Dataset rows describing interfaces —
=======

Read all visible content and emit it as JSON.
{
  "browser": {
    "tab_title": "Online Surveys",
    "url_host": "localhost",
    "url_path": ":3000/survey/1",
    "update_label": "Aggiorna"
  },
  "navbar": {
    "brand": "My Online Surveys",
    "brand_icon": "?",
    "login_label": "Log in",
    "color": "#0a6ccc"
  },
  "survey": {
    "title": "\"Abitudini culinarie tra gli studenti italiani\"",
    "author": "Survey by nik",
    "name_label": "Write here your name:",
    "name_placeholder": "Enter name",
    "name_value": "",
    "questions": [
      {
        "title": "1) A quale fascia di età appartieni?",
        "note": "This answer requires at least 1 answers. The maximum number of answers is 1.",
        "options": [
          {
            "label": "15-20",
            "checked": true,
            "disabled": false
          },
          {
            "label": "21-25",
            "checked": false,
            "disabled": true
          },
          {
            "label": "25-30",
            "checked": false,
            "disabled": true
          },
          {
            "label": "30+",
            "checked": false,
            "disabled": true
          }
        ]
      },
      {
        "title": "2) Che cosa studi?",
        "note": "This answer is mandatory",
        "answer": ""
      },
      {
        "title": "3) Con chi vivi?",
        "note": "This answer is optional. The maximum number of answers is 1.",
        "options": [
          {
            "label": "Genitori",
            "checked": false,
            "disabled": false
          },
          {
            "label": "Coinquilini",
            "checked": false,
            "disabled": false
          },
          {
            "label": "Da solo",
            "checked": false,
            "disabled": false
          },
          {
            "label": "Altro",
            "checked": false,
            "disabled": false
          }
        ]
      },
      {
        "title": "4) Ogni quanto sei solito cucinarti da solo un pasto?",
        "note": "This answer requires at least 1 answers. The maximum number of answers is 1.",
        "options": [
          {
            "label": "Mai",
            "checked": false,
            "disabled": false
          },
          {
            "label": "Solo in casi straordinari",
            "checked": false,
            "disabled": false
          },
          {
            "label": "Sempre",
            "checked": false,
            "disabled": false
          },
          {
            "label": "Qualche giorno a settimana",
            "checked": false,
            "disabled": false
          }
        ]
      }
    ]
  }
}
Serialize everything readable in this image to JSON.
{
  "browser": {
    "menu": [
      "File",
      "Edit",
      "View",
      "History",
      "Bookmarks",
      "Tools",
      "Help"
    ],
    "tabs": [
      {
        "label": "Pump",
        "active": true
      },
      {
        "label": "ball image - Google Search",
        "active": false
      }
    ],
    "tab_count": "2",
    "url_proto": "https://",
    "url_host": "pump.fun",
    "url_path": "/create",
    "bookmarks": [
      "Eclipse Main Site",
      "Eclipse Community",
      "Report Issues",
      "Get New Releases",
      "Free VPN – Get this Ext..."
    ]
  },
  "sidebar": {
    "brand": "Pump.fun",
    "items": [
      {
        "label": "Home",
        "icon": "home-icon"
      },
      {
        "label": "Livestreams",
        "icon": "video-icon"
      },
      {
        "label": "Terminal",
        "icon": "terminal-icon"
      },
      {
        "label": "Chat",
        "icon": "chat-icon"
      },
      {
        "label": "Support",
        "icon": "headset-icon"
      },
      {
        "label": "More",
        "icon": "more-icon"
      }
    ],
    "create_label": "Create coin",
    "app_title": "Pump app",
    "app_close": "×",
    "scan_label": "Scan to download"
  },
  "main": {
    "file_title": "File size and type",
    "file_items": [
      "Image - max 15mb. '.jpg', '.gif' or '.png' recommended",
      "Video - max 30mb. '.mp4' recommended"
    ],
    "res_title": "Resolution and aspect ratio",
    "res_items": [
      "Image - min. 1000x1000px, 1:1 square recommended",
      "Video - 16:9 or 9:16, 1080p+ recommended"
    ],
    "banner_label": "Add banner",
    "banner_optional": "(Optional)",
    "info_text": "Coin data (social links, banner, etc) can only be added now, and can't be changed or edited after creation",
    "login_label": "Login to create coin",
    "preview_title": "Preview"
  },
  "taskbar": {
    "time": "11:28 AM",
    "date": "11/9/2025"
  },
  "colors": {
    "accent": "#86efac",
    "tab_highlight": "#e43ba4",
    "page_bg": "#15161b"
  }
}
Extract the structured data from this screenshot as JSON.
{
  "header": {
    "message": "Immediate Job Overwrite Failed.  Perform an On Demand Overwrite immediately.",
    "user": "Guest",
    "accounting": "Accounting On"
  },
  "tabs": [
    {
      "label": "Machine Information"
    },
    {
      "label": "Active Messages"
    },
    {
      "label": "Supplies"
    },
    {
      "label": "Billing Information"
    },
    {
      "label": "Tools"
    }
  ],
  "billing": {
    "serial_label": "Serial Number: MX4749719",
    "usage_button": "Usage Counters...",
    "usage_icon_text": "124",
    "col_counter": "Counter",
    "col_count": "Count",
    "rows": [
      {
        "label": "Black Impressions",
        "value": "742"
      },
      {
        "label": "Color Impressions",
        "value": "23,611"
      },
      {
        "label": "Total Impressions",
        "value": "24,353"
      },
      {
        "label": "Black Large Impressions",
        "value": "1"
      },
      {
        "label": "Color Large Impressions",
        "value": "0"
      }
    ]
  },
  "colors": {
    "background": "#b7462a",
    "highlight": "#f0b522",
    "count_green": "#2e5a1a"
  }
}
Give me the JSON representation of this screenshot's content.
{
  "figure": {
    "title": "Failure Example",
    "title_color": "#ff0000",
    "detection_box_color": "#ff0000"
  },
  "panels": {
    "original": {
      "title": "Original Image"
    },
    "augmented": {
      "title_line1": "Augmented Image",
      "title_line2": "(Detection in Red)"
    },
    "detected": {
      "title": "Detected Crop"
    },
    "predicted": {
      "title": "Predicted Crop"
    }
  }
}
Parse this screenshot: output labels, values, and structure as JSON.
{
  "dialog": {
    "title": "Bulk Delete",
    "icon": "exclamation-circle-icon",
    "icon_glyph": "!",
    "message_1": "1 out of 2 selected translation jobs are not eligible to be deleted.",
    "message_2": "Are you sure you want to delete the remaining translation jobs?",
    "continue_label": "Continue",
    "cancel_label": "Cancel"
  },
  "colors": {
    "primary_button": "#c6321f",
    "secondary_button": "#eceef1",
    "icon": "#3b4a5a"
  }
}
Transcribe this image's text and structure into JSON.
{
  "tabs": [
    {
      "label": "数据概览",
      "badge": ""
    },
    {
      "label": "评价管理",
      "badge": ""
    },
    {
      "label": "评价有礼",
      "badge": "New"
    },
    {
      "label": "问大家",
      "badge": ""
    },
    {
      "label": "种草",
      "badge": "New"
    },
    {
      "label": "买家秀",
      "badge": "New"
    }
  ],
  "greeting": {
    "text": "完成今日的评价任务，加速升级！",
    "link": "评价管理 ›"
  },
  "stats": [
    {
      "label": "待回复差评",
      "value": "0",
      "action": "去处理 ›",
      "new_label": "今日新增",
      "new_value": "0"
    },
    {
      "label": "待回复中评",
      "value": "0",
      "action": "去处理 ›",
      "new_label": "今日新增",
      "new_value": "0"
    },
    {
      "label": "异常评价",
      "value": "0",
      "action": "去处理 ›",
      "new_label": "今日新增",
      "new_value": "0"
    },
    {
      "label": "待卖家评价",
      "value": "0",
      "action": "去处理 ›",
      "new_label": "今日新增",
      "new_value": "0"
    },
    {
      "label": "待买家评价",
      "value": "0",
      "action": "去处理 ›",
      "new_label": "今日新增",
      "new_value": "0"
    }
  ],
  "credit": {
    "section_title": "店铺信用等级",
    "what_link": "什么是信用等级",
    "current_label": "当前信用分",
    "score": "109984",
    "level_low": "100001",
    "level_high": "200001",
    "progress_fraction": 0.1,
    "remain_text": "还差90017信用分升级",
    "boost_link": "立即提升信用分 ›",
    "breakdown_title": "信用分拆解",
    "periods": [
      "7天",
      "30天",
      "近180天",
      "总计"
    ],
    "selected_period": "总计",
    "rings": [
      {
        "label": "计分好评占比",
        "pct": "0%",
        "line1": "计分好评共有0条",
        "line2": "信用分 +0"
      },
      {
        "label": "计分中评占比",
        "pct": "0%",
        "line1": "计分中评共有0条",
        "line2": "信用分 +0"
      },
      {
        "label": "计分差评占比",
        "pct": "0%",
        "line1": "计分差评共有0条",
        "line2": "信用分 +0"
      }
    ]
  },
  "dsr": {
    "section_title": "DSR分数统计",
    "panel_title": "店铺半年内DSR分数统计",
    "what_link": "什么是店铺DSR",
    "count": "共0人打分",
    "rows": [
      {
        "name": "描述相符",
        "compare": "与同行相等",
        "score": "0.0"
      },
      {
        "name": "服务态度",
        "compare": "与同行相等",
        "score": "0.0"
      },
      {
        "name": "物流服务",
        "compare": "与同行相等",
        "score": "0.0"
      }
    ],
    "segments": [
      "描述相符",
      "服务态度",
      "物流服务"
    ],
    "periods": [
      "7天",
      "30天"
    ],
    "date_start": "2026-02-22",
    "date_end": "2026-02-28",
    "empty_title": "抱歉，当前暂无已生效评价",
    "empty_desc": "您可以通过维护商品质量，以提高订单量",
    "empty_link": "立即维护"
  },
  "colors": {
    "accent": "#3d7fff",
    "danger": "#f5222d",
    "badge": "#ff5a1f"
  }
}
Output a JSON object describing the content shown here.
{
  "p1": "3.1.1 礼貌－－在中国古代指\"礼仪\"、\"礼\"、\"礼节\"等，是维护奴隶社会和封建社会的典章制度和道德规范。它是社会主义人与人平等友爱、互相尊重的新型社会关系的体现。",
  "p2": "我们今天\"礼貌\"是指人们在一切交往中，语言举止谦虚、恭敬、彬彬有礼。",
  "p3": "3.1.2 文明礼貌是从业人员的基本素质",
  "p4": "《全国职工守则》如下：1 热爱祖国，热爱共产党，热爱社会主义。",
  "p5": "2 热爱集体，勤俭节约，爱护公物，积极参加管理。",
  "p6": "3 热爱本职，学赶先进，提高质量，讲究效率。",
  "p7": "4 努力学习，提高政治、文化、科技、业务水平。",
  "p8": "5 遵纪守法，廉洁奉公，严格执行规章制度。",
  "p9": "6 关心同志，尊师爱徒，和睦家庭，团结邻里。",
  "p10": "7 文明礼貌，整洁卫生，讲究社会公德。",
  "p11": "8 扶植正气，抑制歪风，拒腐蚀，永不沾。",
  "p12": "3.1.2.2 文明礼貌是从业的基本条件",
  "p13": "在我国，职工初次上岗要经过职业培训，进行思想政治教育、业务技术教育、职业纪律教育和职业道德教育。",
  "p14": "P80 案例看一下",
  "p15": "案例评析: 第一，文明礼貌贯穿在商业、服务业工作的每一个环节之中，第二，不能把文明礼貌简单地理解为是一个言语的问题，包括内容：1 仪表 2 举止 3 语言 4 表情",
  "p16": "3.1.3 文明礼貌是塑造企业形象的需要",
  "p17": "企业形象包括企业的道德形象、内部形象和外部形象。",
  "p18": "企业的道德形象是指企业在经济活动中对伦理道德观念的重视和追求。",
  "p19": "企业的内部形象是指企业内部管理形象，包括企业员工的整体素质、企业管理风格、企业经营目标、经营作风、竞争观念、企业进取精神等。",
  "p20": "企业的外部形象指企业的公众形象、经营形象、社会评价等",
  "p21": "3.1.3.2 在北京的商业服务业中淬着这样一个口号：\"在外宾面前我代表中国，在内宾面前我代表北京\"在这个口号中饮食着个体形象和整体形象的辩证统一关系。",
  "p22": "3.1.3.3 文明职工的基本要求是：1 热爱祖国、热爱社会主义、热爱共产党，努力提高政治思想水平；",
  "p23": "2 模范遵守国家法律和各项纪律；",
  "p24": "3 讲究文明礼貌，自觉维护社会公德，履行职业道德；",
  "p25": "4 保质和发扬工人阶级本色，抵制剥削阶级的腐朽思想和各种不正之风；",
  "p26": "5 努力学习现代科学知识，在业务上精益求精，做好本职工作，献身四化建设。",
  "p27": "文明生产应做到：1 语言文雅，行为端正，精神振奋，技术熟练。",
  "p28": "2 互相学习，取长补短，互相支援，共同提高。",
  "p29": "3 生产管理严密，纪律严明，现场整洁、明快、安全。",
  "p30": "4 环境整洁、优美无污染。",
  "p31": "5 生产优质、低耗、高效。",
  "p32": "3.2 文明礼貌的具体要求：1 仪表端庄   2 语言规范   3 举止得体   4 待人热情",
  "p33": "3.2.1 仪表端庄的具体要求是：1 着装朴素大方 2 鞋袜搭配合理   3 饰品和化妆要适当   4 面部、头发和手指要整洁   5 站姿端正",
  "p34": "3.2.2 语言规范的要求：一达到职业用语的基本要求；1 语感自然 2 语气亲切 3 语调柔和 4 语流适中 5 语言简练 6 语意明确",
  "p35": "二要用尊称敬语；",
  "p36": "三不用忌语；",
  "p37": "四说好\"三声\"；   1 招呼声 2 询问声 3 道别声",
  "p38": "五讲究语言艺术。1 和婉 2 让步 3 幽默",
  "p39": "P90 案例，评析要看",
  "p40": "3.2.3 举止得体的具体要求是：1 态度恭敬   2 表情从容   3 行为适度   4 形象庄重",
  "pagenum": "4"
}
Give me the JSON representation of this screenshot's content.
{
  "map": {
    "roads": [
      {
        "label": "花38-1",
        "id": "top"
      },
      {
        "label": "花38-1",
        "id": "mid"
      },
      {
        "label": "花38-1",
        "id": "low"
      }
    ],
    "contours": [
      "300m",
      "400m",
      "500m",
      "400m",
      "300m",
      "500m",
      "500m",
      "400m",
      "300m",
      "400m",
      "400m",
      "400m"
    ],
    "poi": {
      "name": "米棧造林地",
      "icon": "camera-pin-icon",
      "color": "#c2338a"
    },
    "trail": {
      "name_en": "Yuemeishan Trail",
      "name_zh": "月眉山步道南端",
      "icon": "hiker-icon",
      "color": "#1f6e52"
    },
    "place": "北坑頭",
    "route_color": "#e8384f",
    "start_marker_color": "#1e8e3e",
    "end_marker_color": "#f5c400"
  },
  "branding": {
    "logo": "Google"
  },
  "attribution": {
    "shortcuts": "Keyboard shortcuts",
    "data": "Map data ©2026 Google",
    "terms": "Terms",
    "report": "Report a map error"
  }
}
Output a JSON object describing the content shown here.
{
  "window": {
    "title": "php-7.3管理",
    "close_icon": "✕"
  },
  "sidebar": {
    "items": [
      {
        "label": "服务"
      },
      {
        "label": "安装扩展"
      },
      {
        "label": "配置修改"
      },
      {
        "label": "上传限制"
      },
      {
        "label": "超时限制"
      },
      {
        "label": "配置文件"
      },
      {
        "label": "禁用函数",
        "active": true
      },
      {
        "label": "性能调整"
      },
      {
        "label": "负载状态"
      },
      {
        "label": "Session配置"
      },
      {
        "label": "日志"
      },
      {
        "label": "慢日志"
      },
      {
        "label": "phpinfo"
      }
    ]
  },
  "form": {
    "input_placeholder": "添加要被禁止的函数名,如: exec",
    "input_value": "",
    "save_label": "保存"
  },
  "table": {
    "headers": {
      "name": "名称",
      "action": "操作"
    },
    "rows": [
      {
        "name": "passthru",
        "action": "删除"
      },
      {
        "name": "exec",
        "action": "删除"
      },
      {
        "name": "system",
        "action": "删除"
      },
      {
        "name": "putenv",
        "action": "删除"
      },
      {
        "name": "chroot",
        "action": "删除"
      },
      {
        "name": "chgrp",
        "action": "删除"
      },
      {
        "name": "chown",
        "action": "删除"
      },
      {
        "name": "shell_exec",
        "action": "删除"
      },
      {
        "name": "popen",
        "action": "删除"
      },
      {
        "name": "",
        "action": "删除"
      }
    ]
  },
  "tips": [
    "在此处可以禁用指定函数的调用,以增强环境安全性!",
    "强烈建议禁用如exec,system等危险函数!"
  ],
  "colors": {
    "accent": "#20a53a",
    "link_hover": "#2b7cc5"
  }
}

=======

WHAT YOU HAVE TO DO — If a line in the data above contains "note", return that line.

OUTPUT BELOW —
        "note": "This answer requires at least 1 answers. The maximum number of answers is 1.",
        "note": "This answer is mandatory",
        "note": "This answer is optional. The maximum number of answers is 1.",
        "note": "This answer requires at least 1 answers. The maximum number of answers is 1.",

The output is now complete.